Work to be completed
Check each line of the data for the string "JSON". Report how many have it, and give nothing else.

Task input
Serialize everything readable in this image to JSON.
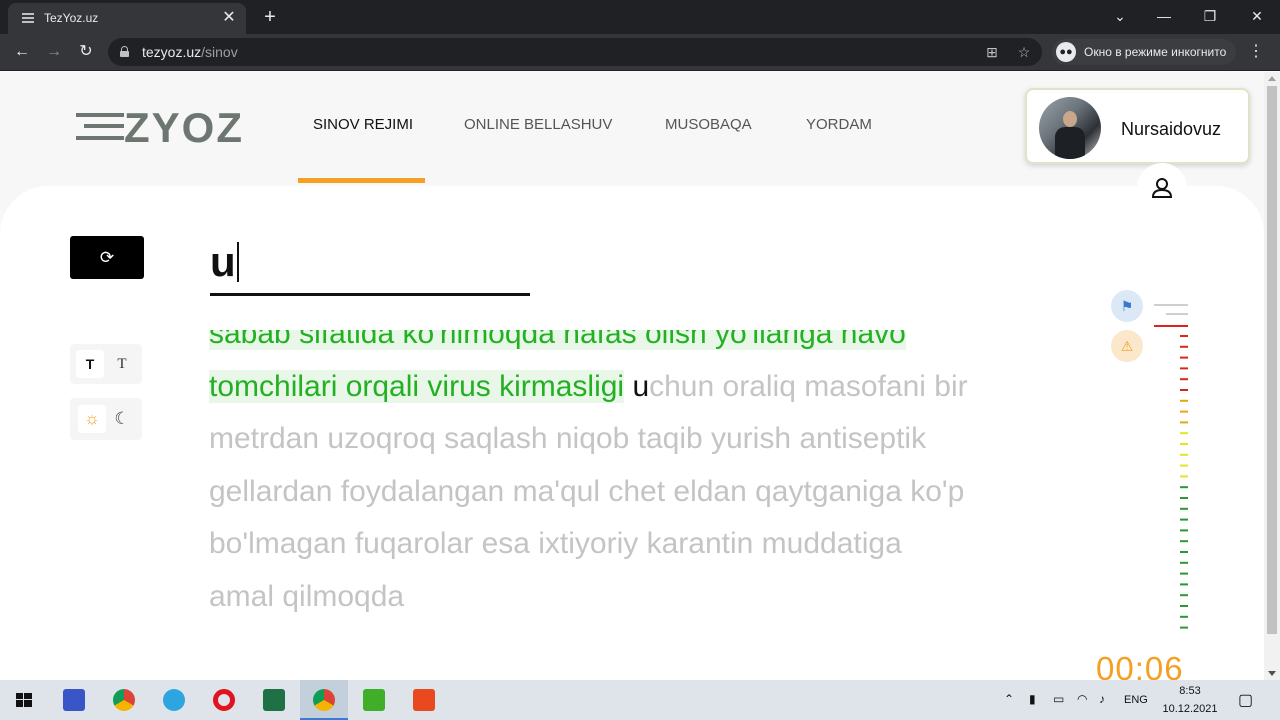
{
  "browser": {
    "tab_title": "TezYoz.uz",
    "url_host": "tezyoz.uz",
    "url_path": "/sinov",
    "incognito_label": "Окно в режиме инкогнито"
  },
  "site": {
    "logo": "ZYOZ",
    "nav": {
      "sinov": "SINOV REJIMI",
      "online": "ONLINE BELLASHUV",
      "musobaqa": "MUSOBAQA",
      "yordam": "YORDAM"
    },
    "active_nav": "SINOV REJIMI",
    "user_name": "Nursaidovuz"
  },
  "typing": {
    "input_value": "u",
    "typed_text": "sabab sifatida ko'rilmoqda nafas olish yo'llariga havo tomchilari orqali virus kirmasligi",
    "current_char": "u",
    "remaining_text": "chun oraliq masofani bir metrdan uzoqroq saqlash niqob taqib yurish antiseptik gellardan foydalangan ma'qul chet eldan qaytganiga ko'p bo'lmagan fuqarolar esa ixtiyoriy karantin muddatiga amal qilmoqda",
    "font_toggle_bold": "T",
    "font_toggle_serif": "T",
    "timer": "00:06"
  },
  "taskbar": {
    "language": "ENG",
    "time": "8:53",
    "date": "10.12.2021"
  },
  "colors": {
    "accent_orange": "#f4a024",
    "correct_green": "#23b023",
    "correct_bg": "#e8f7e8",
    "pending_gray": "#c4c4c4"
  },
  "icons": {
    "restart": "refresh-icon",
    "sun": "sun-icon",
    "moon": "moon-icon",
    "flag": "flag-icon",
    "warning": "warning-icon",
    "user": "user-icon"
  }
}
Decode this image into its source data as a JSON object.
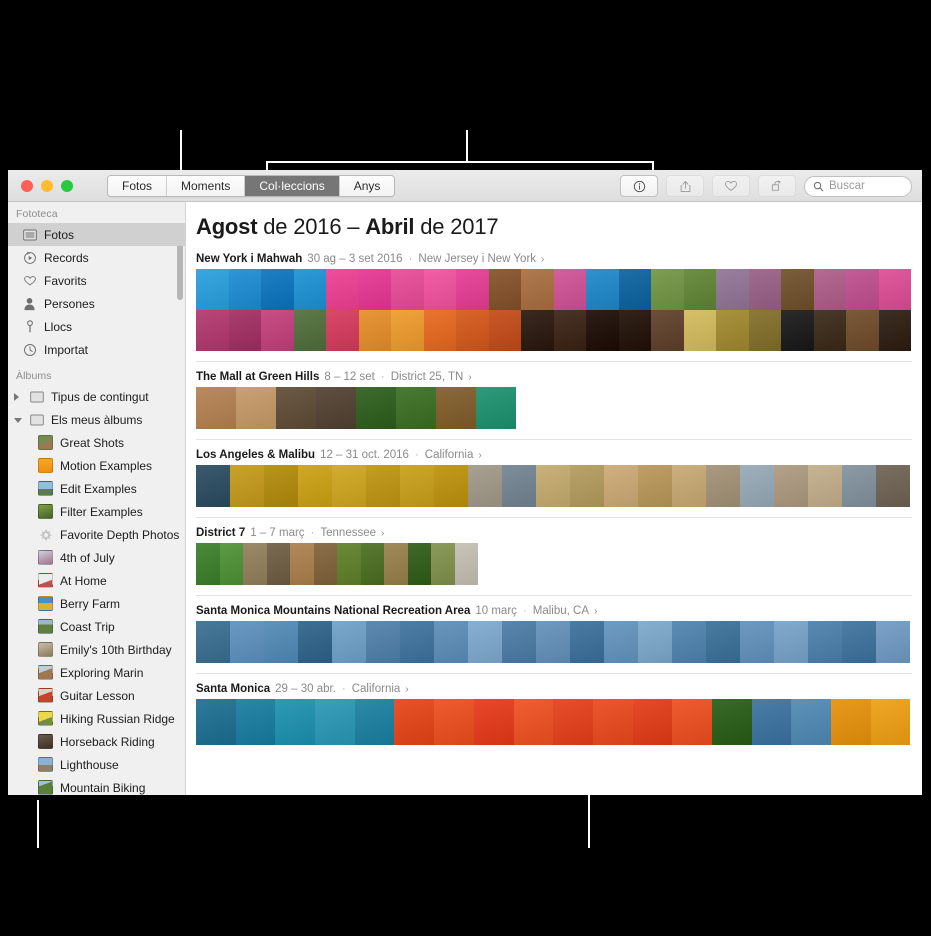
{
  "window": {
    "traffic_lights": [
      "close",
      "minimize",
      "zoom"
    ],
    "colors": {
      "close": "#ff5f57",
      "minimize": "#febc2e",
      "zoom": "#28c840",
      "selected_row": "#d0d0d0",
      "active_segment": "#767676"
    }
  },
  "toolbar": {
    "segments": [
      {
        "label": "Fotos",
        "active": false
      },
      {
        "label": "Moments",
        "active": false
      },
      {
        "label": "Col·leccions",
        "active": true
      },
      {
        "label": "Anys",
        "active": false
      }
    ],
    "buttons": [
      {
        "name": "info-button",
        "icon": "info-icon",
        "enabled": true
      },
      {
        "name": "share-button",
        "icon": "share-icon",
        "enabled": false
      },
      {
        "name": "favorite-button",
        "icon": "heart-icon",
        "enabled": false
      },
      {
        "name": "rotate-button",
        "icon": "rotate-icon",
        "enabled": false
      }
    ],
    "search": {
      "placeholder": "Buscar",
      "value": "",
      "icon": "search-icon"
    }
  },
  "sidebar": {
    "sections": [
      {
        "title": "Fototeca",
        "items": [
          {
            "label": "Fotos",
            "icon": "photos-icon",
            "selected": true
          },
          {
            "label": "Records",
            "icon": "memories-icon",
            "selected": false
          },
          {
            "label": "Favorits",
            "icon": "heart-icon",
            "selected": false
          },
          {
            "label": "Persones",
            "icon": "person-icon",
            "selected": false
          },
          {
            "label": "Llocs",
            "icon": "pin-icon",
            "selected": false
          },
          {
            "label": "Importat",
            "icon": "clock-icon",
            "selected": false
          }
        ]
      },
      {
        "title": "Àlbums",
        "items": [
          {
            "label": "Tipus de contingut",
            "icon": "folder-icon",
            "group": true,
            "expanded": false
          },
          {
            "label": "Els meus àlbums",
            "icon": "folder-icon",
            "group": true,
            "expanded": true
          },
          {
            "label": "Great Shots",
            "icon": "album-thumb",
            "thumb": "#8a7560"
          },
          {
            "label": "Motion Examples",
            "icon": "album-thumb",
            "thumb": "#f5a623"
          },
          {
            "label": "Edit Examples",
            "icon": "album-thumb",
            "thumb": "#6f93b5"
          },
          {
            "label": "Filter Examples",
            "icon": "album-thumb",
            "thumb": "#5f7c3a"
          },
          {
            "label": "Favorite Depth Photos",
            "icon": "gear-icon",
            "thumb": "#bdbdbd"
          },
          {
            "label": "4th of July",
            "icon": "album-thumb",
            "thumb": "#9aa7bb"
          },
          {
            "label": "At Home",
            "icon": "album-thumb",
            "thumb": "#d8d2c8"
          },
          {
            "label": "Berry Farm",
            "icon": "album-thumb",
            "thumb": "#3f6fa8"
          },
          {
            "label": "Coast Trip",
            "icon": "album-thumb",
            "thumb": "#5d7a4e"
          },
          {
            "label": "Emily's 10th Birthday",
            "icon": "album-thumb",
            "thumb": "#c9b9a4"
          },
          {
            "label": "Exploring Marin",
            "icon": "album-thumb",
            "thumb": "#a88f6d"
          },
          {
            "label": "Guitar Lesson",
            "icon": "album-thumb",
            "thumb": "#c2502f"
          },
          {
            "label": "Hiking Russian Ridge",
            "icon": "album-thumb",
            "thumb": "#e0c94a"
          },
          {
            "label": "Horseback Riding",
            "icon": "album-thumb",
            "thumb": "#6b5a4a"
          },
          {
            "label": "Lighthouse",
            "icon": "album-thumb",
            "thumb": "#77a3c4"
          },
          {
            "label": "Mountain Biking",
            "icon": "album-thumb",
            "thumb": "#5a7a3f"
          }
        ]
      }
    ]
  },
  "main": {
    "title_parts": [
      {
        "text": "Agost",
        "bold": true
      },
      {
        "text": " de 2016 – ",
        "bold": false
      },
      {
        "text": "Abril",
        "bold": true
      },
      {
        "text": " de 2017",
        "bold": false
      }
    ],
    "title_plain": "Agost de 2016 – Abril de 2017",
    "collections": [
      {
        "name": "New York i Mahwah",
        "date": "30 ag – 3 set 2016",
        "place": "New Jersey i New York",
        "chevron": "›",
        "rows": 2,
        "photo_count": 44
      },
      {
        "name": "The Mall at Green Hills",
        "date": "8 – 12 set",
        "place": "District 25, TN",
        "chevron": "›",
        "rows": 1,
        "photo_count": 8
      },
      {
        "name": "Los Angeles & Malibu",
        "date": "12 – 31 oct. 2016",
        "place": "California",
        "chevron": "›",
        "rows": 1,
        "photo_count": 21
      },
      {
        "name": "District 7",
        "date": "1 – 7 març",
        "place": "Tennessee",
        "chevron": "›",
        "rows": 1,
        "photo_count": 7
      },
      {
        "name": "Santa Monica Mountains National Recreation Area",
        "date": "10 març",
        "place": "Malibu, CA",
        "chevron": "›",
        "rows": 1,
        "photo_count": 21
      },
      {
        "name": "Santa Monica",
        "date": "29 – 30 abr.",
        "place": "California",
        "chevron": "›",
        "rows": 1,
        "photo_count": 18
      }
    ]
  },
  "palettes": {
    "nyc_row1": [
      "#3aa7e0",
      "#2e96d6",
      "#1f7fc4",
      "#2e9ad8",
      "#ef4f9a",
      "#e8469a",
      "#ea59a0",
      "#f25fa6",
      "#e84c9c",
      "#8e5f3a",
      "#b07a50",
      "#d45f9e",
      "#2f92cf",
      "#1e6fa8",
      "#7d9e52",
      "#6d8f45",
      "#9a7f9e",
      "#a06c8f",
      "#7b5f3c",
      "#b46a92",
      "#c45c97",
      "#e05a9e"
    ],
    "nyc_row2": [
      "#b8477a",
      "#a83f6e",
      "#c84f85",
      "#5e7a4a",
      "#d94a6a",
      "#e8963a",
      "#f0a33c",
      "#e8742f",
      "#d8652c",
      "#c9582a",
      "#3a2a22",
      "#4a3428",
      "#2e2018",
      "#33241b",
      "#6b4f3a",
      "#d7c06a",
      "#a8923f",
      "#8c7a3a",
      "#2b2b2b",
      "#4a3a2a",
      "#7a5a3a",
      "#3d2f24"
    ],
    "mall": [
      "#b98b5e",
      "#c9a173",
      "#6b5a46",
      "#5f5042",
      "#3e6b2e",
      "#4a7a33",
      "#8a6a3a",
      "#2f9a7a"
    ],
    "la": [
      "#3c5a6e",
      "#c8a22c",
      "#b8941f",
      "#cfa826",
      "#d3ad2f",
      "#c49d24",
      "#cda72b",
      "#c29a20",
      "#a8a090",
      "#7d8e9a",
      "#c9b27a",
      "#b9a36a",
      "#d0b07f",
      "#be9f66",
      "#cbb07d",
      "#a99a80",
      "#9fb0bd",
      "#b3a189",
      "#c6b493",
      "#8c9aa5",
      "#7a6f60"
    ],
    "d7": [
      "#4a8a3a",
      "#5d9a45",
      "#9a8a6a",
      "#7a6a52",
      "#b08a5a",
      "#8a6f4a",
      "#6b8a3a",
      "#5a7a33",
      "#a08a5a",
      "#3f6a2a",
      "#8a9a5a",
      "#c9c4b8"
    ],
    "smm": [
      "#4a7a9a",
      "#6a9ac4",
      "#5f93bc",
      "#3f6f92",
      "#7aa8cc",
      "#5d8ab0",
      "#4e7ea6",
      "#6896bd",
      "#87b0d2",
      "#5a86ae",
      "#7099c0",
      "#4b7ba3",
      "#6f9cc3",
      "#86aecf",
      "#5d8cb4",
      "#4a7ba0",
      "#6e9ac2",
      "#82aacd",
      "#5a89b1",
      "#4d7da4",
      "#7ba2c8"
    ],
    "sm": [
      "#2e7a9a",
      "#2b87a8",
      "#2f9ab5",
      "#3aa0bb",
      "#2d8aa8",
      "#e8532a",
      "#ee5c2f",
      "#e8492a",
      "#f05e33",
      "#e74e2b",
      "#ed5730",
      "#e54a29",
      "#ef5c31",
      "#3a6a2a",
      "#4a7ea8",
      "#5d93bb",
      "#e89a1f",
      "#f0a626"
    ]
  }
}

Answer to the problem
2